Required action
Return the whole of the data exactly.

BEGIN Records shown

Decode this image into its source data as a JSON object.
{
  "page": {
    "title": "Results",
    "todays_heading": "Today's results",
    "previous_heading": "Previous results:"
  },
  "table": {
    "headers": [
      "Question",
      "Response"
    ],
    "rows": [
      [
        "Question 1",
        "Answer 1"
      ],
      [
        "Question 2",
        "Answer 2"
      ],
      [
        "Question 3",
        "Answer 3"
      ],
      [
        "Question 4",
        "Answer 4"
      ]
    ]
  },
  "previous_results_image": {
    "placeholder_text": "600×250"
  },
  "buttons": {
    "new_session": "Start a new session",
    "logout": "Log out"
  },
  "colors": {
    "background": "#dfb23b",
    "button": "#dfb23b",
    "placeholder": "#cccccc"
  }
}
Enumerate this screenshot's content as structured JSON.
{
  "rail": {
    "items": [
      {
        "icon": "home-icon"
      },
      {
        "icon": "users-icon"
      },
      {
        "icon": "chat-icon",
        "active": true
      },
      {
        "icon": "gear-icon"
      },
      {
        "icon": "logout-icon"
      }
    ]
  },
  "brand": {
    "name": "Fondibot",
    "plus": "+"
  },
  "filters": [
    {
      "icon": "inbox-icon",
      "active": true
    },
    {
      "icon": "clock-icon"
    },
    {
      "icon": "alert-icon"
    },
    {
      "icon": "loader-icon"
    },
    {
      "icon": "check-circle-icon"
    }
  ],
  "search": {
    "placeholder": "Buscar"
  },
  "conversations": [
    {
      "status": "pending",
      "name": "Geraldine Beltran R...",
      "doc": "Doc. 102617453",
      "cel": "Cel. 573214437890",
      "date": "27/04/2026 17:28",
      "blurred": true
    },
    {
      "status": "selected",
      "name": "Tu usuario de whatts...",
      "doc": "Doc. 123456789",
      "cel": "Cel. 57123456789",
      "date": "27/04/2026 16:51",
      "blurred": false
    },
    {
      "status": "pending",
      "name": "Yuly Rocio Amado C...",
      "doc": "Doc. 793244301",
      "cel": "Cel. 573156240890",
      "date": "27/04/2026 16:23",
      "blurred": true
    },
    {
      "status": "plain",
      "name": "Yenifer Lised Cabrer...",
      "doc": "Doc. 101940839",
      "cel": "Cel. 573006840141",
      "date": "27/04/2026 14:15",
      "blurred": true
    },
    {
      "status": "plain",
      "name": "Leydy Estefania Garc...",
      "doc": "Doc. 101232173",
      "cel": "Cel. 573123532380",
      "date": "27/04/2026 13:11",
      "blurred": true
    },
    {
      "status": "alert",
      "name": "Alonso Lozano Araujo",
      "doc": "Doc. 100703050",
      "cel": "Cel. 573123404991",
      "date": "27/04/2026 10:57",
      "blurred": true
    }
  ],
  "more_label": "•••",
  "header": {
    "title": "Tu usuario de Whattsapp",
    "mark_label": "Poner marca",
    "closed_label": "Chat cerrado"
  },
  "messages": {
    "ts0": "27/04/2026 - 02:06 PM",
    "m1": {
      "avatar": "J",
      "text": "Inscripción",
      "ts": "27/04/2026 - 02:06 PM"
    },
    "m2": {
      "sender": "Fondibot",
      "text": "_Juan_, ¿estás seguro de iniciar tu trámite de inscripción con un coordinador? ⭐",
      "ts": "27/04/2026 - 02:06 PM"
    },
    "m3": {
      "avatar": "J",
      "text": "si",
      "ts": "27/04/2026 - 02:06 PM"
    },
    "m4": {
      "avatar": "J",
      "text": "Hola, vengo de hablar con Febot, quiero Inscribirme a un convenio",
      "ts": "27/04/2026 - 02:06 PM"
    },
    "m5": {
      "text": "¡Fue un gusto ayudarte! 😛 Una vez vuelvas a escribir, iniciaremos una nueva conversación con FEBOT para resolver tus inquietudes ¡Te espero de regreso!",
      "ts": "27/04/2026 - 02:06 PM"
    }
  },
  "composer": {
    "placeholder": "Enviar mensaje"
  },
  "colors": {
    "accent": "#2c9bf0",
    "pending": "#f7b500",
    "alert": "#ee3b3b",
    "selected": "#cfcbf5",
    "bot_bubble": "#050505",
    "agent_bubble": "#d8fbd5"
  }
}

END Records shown

Task output
Decode this image into its source data as a JSON object.
{
  "page": {
    "title": "Results",
    "todays_heading": "Today's results",
    "previous_heading": "Previous results:"
  },
  "table": {
    "headers": [
      "Question",
      "Response"
    ],
    "rows": [
      [
        "Question 1",
        "Answer 1"
      ],
      [
        "Question 2",
        "Answer 2"
      ],
      [
        "Question 3",
        "Answer 3"
      ],
      [
        "Question 4",
        "Answer 4"
      ]
    ]
  },
  "previous_results_image": {
    "placeholder_text": "600×250"
  },
  "buttons": {
    "new_session": "Start a new session",
    "logout": "Log out"
  },
  "colors": {
    "background": "#dfb23b",
    "button": "#dfb23b",
    "placeholder": "#cccccc"
  }
}
Enumerate this screenshot's content as structured JSON.
{
  "rail": {
    "items": [
      {
        "icon": "home-icon"
      },
      {
        "icon": "users-icon"
      },
      {
        "icon": "chat-icon",
        "active": true
      },
      {
        "icon": "gear-icon"
      },
      {
        "icon": "logout-icon"
      }
    ]
  },
  "brand": {
    "name": "Fondibot",
    "plus": "+"
  },
  "filters": [
    {
      "icon": "inbox-icon",
      "active": true
    },
    {
      "icon": "clock-icon"
    },
    {
      "icon": "alert-icon"
    },
    {
      "icon": "loader-icon"
    },
    {
      "icon": "check-circle-icon"
    }
  ],
  "search": {
    "placeholder": "Buscar"
  },
  "conversations": [
    {
      "status": "pending",
      "name": "Geraldine Beltran R...",
      "doc": "Doc. 102617453",
      "cel": "Cel. 573214437890",
      "date": "27/04/2026 17:28",
      "blurred": true
    },
    {
      "status": "selected",
      "name": "Tu usuario de whatts...",
      "doc": "Doc. 123456789",
      "cel": "Cel. 57123456789",
      "date": "27/04/2026 16:51",
      "blurred": false
    },
    {
      "status": "pending",
      "name": "Yuly Rocio Amado C...",
      "doc": "Doc. 793244301",
      "cel": "Cel. 573156240890",
      "date": "27/04/2026 16:23",
      "blurred": true
    },
    {
      "status": "plain",
      "name": "Yenifer Lised Cabrer...",
      "doc": "Doc. 101940839",
      "cel": "Cel. 573006840141",
      "date": "27/04/2026 14:15",
      "blurred": true
    },
    {
      "status": "plain",
      "name": "Leydy Estefania Garc...",
      "doc": "Doc. 101232173",
      "cel": "Cel. 573123532380",
      "date": "27/04/2026 13:11",
      "blurred": true
    },
    {
      "status": "alert",
      "name": "Alonso Lozano Araujo",
      "doc": "Doc. 100703050",
      "cel": "Cel. 573123404991",
      "date": "27/04/2026 10:57",
      "blurred": true
    }
  ],
  "more_label": "•••",
  "header": {
    "title": "Tu usuario de Whattsapp",
    "mark_label": "Poner marca",
    "closed_label": "Chat cerrado"
  },
  "messages": {
    "ts0": "27/04/2026 - 02:06 PM",
    "m1": {
      "avatar": "J",
      "text": "Inscripción",
      "ts": "27/04/2026 - 02:06 PM"
    },
    "m2": {
      "sender": "Fondibot",
      "text": "_Juan_, ¿estás seguro de iniciar tu trámite de inscripción con un coordinador? ⭐",
      "ts": "27/04/2026 - 02:06 PM"
    },
    "m3": {
      "avatar": "J",
      "text": "si",
      "ts": "27/04/2026 - 02:06 PM"
    },
    "m4": {
      "avatar": "J",
      "text": "Hola, vengo de hablar con Febot, quiero Inscribirme a un convenio",
      "ts": "27/04/2026 - 02:06 PM"
    },
    "m5": {
      "text": "¡Fue un gusto ayudarte! 😛 Una vez vuelvas a escribir, iniciaremos una nueva conversación con FEBOT para resolver tus inquietudes ¡Te espero de regreso!",
      "ts": "27/04/2026 - 02:06 PM"
    }
  },
  "composer": {
    "placeholder": "Enviar mensaje"
  },
  "colors": {
    "accent": "#2c9bf0",
    "pending": "#f7b500",
    "alert": "#ee3b3b",
    "selected": "#cfcbf5",
    "bot_bubble": "#050505",
    "agent_bubble": "#d8fbd5"
  }
}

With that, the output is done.